Scotland’s most famous queen has a particular hold on the imagination. Her combination of power and vulnerability inspired fury and fascination in her own time – and ever since.
Louise Macdonald and Ingrid Sawers present a musical evocation of this beguiling woman through settings of her own words by Robert Schumann and three contemporary composers. The result is an engaging and moving picture of a multi-faceted, tragic monarch and a concert of beautifully modulated singing and playing, spiced with Sawers’ urbane, wry introductions to each section.
The performance opens with Schumann’s Maria Stuart Lieder, four songs on widely differing topics – from the young widow’s farewell to France to the stillness and warmth of her poem on the birth of her son and to the extremity of her words written before her execution. Macdonald’s undemonstrative yet deeply communicative delivery is perfectly suited to her subject. She slips from a moving delicacy in the upper registers to a warm-toned depth that captures the combination of fragility and strength that Mary embodied.
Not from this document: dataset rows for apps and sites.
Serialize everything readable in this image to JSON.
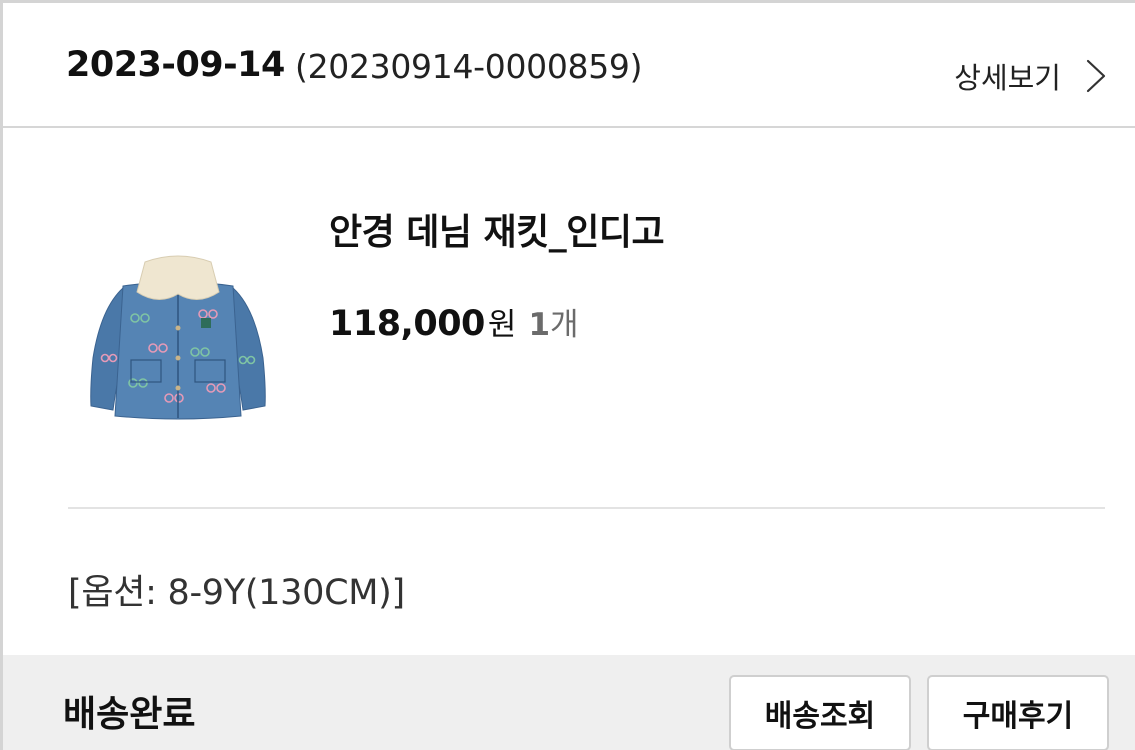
{
  "order": {
    "date": "2023-09-14",
    "number": "(20230914-0000859)",
    "detail_link_label": "상세보기"
  },
  "product": {
    "name": "안경 데님 재킷_인디고",
    "price": "118,000",
    "currency": "원",
    "quantity": "1",
    "quantity_unit": "개",
    "option": "[옵션: 8-9Y(130CM)]"
  },
  "status": {
    "label": "배송완료",
    "buttons": {
      "track_label": "배송조회",
      "review_label": "구매후기"
    }
  },
  "icons": {
    "chevron": "chevron-right-icon"
  },
  "colors": {
    "denim": "#4a78a8",
    "collar": "#efe6d0",
    "status_bar": "#efefef",
    "muted_text": "#6b6b6b"
  }
}
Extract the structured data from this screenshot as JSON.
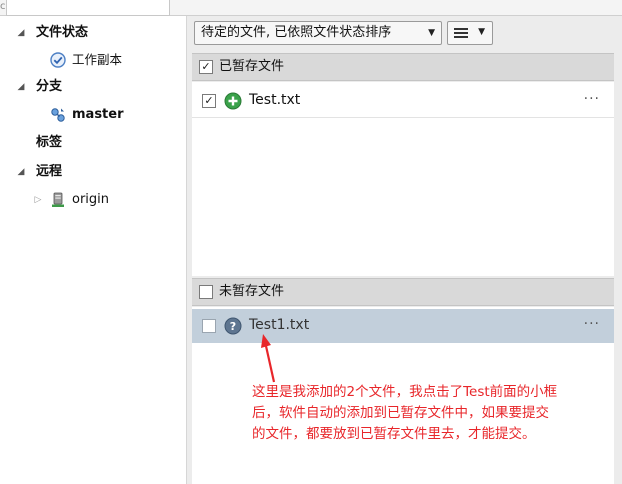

Eddie McGuire’s Three Songs give Sawers an opportunity to shine with their impressionistic piano writing, by turn choppy and flowing, profound and scintillating. Judith Bingham’s scena is the dramatic heart of the performance and both women fling themselves into the dark story of the murder of David Rizzio with flamboyance and aplomb. The final three songs by Dee Isaacs offer a sense of gentle closure to a woman’s life controlled and cut short yet well lived.